Skip to main content

Full text of "Poland Russia and Great Britain 1941-1945"

See other formats
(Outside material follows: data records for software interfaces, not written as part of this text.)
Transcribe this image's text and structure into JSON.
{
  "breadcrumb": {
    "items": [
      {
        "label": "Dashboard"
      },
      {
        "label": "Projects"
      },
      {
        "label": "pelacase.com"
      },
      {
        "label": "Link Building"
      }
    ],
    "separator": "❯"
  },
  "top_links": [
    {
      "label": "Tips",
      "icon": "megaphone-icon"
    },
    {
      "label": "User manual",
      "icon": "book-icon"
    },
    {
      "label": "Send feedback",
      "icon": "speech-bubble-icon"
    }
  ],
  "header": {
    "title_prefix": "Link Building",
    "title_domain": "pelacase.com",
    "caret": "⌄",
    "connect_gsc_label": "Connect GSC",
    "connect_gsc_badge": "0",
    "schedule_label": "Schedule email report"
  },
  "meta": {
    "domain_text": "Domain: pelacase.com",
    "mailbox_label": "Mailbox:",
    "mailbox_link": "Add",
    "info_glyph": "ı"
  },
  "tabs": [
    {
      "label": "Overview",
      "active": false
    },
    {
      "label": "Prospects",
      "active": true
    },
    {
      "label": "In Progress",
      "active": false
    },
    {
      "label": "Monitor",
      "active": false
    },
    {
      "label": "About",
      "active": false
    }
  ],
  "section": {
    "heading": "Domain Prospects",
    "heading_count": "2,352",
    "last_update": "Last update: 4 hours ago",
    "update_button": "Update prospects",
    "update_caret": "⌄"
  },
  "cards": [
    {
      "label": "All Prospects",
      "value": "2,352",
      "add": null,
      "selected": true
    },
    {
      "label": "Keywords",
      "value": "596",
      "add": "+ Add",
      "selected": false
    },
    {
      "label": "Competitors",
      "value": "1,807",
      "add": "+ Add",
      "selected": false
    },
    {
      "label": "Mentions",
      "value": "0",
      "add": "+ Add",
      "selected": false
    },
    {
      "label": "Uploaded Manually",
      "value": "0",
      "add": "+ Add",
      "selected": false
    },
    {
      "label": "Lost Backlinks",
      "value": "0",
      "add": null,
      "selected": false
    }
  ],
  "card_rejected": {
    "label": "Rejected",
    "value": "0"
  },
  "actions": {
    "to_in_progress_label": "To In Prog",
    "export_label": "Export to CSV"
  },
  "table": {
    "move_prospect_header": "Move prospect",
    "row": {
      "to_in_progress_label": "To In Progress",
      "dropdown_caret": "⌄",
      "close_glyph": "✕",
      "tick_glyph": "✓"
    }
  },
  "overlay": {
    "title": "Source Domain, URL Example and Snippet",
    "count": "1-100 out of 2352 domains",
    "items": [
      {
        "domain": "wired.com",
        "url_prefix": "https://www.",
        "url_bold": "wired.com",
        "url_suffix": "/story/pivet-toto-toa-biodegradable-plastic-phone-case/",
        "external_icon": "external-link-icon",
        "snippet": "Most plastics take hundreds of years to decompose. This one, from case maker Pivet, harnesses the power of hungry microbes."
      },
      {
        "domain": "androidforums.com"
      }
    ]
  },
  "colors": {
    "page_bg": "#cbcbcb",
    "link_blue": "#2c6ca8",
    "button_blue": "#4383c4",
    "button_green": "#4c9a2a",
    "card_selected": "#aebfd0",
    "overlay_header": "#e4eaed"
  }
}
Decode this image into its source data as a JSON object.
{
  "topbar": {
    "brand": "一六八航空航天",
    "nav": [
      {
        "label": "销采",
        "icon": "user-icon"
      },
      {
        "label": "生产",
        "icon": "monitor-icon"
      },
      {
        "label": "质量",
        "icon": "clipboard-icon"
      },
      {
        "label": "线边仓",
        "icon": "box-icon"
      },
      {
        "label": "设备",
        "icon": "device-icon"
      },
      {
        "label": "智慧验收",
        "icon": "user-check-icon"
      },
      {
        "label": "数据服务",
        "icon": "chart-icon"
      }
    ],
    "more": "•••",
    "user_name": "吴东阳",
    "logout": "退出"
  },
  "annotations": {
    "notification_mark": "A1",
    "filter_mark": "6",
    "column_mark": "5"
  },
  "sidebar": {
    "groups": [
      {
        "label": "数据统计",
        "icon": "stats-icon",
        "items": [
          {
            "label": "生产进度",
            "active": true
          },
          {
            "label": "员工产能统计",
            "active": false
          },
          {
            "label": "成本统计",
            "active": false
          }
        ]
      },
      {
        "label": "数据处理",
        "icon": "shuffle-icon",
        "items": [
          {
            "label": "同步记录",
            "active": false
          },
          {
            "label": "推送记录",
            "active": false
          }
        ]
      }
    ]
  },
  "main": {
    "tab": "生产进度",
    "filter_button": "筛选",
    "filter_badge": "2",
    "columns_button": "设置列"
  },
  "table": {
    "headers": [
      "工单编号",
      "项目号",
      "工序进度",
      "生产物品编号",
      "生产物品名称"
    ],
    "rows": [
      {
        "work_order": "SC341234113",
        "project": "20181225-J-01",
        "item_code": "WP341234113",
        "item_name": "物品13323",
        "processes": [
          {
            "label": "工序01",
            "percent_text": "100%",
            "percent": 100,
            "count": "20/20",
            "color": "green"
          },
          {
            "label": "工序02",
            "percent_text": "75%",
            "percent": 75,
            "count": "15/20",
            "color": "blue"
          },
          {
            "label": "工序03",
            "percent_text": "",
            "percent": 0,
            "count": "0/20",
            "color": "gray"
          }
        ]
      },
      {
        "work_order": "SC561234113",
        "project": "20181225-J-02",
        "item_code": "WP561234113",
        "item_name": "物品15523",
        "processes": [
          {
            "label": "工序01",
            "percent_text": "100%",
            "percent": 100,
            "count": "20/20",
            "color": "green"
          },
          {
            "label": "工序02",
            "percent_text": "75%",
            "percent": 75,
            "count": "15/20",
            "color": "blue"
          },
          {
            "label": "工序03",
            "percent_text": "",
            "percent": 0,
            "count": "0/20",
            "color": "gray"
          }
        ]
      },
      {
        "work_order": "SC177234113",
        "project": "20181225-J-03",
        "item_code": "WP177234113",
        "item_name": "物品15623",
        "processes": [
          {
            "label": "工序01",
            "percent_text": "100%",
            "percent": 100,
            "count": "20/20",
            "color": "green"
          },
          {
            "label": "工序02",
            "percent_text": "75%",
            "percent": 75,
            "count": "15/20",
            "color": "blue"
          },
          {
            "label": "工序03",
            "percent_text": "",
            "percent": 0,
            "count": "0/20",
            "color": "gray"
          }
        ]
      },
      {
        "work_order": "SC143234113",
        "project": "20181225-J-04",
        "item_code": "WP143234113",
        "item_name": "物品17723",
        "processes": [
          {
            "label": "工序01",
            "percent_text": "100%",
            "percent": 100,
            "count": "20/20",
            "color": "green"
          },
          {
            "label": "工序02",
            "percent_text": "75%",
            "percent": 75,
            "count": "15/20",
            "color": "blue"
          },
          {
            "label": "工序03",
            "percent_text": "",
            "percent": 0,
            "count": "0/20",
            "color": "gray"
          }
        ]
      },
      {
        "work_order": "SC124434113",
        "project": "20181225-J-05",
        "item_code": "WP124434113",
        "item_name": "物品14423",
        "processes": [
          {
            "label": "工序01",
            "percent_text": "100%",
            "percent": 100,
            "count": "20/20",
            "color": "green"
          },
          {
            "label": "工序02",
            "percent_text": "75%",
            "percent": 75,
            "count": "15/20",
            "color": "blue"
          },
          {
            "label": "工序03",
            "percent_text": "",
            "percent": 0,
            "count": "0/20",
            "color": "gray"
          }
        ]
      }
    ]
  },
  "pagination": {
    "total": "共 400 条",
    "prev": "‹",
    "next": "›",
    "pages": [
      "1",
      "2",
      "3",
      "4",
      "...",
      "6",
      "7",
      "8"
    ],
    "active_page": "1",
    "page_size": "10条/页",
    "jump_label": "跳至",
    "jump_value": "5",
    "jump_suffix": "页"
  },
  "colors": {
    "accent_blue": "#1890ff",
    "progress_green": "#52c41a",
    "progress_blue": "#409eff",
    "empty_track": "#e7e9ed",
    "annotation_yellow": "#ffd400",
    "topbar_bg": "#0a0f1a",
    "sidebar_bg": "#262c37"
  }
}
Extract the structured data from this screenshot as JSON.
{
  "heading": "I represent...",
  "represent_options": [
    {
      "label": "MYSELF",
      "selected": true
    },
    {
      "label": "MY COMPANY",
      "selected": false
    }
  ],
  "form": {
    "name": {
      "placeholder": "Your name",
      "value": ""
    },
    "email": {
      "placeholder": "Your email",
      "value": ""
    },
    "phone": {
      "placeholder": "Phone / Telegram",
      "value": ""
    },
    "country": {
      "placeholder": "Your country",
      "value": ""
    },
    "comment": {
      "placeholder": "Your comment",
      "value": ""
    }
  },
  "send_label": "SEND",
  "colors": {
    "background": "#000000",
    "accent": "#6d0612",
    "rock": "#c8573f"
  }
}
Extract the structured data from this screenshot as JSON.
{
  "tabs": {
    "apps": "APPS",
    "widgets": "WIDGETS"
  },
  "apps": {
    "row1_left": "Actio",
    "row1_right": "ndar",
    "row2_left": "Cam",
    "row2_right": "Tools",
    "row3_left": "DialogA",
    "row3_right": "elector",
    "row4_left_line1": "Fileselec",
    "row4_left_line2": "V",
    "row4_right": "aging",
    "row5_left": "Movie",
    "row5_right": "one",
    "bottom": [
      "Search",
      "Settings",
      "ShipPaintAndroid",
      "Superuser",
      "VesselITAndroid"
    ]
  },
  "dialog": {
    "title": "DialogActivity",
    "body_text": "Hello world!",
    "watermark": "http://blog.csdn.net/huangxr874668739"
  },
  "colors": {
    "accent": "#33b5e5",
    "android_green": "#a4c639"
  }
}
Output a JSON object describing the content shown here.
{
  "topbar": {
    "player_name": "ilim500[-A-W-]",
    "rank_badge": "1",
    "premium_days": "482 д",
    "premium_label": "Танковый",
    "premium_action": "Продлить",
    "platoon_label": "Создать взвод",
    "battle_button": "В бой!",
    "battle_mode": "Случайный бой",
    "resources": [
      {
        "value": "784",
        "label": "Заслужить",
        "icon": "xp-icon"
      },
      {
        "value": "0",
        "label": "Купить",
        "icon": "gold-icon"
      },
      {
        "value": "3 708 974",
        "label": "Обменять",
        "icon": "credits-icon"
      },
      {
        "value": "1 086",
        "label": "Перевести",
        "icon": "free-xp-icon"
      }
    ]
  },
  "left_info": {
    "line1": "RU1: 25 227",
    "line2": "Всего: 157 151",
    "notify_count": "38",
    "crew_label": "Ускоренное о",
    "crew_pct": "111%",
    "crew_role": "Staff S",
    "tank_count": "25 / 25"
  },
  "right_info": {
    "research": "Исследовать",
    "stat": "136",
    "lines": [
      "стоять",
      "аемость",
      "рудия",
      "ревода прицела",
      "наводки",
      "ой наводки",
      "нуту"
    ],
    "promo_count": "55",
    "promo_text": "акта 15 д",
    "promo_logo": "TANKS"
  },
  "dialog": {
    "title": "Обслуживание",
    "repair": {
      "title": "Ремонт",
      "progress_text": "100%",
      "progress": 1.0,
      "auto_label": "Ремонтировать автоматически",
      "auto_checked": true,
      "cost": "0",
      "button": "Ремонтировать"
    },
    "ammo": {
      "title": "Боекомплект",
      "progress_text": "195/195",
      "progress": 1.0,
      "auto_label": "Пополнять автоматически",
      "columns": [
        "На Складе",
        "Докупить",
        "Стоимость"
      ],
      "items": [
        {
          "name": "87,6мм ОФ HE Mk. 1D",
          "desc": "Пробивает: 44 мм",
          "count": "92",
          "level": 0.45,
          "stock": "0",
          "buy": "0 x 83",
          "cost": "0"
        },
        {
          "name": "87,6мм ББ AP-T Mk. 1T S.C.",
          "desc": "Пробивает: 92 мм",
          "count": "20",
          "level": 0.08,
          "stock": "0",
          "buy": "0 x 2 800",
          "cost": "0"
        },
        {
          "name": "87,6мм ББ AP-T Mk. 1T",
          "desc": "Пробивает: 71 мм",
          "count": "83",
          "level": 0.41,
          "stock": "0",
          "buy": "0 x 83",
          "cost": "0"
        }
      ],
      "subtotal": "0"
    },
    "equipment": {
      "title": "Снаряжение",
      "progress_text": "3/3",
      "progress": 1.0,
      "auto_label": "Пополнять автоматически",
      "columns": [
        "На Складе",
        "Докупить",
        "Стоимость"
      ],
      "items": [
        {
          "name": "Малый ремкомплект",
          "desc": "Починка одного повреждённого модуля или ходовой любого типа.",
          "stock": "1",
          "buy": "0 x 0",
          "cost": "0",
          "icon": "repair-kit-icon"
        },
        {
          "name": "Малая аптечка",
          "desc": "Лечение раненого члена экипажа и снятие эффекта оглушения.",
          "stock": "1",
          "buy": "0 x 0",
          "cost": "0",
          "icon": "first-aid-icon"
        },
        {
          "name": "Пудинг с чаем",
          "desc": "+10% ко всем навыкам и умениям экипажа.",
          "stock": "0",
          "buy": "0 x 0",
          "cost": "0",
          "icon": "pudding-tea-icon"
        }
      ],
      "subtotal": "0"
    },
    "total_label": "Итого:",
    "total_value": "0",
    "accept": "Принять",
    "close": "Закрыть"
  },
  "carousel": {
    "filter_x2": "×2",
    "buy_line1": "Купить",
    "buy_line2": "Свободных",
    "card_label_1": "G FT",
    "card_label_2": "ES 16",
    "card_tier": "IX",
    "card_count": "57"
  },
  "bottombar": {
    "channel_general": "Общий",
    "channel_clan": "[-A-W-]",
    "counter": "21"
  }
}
The other instance was of a different nature, but the same result was
obtained. The Germans published a " reptile press/' newspapers and
periodicals printed in Polish. There was a definite tendency to refuse to
buy any of these journals, but the Underground Authorities realised that
it would be difficult to enforce a categorical ban on them, since many
people had to have a newspaper if only because of the general shortage of
paper for all kinds of purposes. Moreover, there was a great lack of
news and shortage of the printed word. But, anxious to restrain citizens
from buying these periodicals, and at the same time to check up on the
discipline, the * Directorate of Civil Resistance * prohibited the purchase
of any newspaper whatever on Fridays. The Germans were compelled
to reduce their editions on that day.
How the liaison between the Polish Government in London and the
Polish Underground Authorities in Poland operated can be deduced from
the fact that the Underground Press and every underground publication,
including even books, were obtainable in Britain within a few days or
weeks of their issue. In 1944 it was disclosed that supplies of armaments
and material had been transported by plane to Poland at the request of
the Underground, while liaison officers and politicians made journeys to
and from England, landing on pre-arranged airfields which were protected
by the troops of the Home Army, in some cases as many as one or two
divisions were employed in these actions. The Polish and the World
Press frequently quoted extracts from broadcasts which were given by
the official radio stations of the Plenipotentiary Government in Poland.*
THE UNDERGROUND PRESS
The most powerful instrument which kept Poland alive, which directed
the moral forces of the country^ and revived faith in her destiny as a nation
during the most critical moments of the war, was her Press. After the
disaster of 1939, and the partition of the country between the two invaders,
who immediately suppressed p all papers, the press began to function
underground. No concern, no authority had any influence over it.
Except for a few papers which were the official organs of the Underground
Authorities, it was an entirely independent Press, expressing the opinion
of its respective publishers, mainly local organisations and groups of a
political, social, economic, religious, self-educational or literary character.
Each of these groups revealed their existence mainly through these secret
publications : journals, books, etc.
* The Evening Post,, December 12th, 1943> gave the following information
regarding the main station Swit (Dawn) :
Swit is a high-powered transmitter which operates on a specific wavelength
known to Allied operators outside Poland, It has been in operation for two years
but it never broadcasts twice from the same place, since it must evade the Nazi
radio-location system and the Gestapo. This station requires a dozen or more
persons as operating personnel, but it is highly mobile and thus has been able
to evade detection, or at least it has been able to continue to broadcast,
70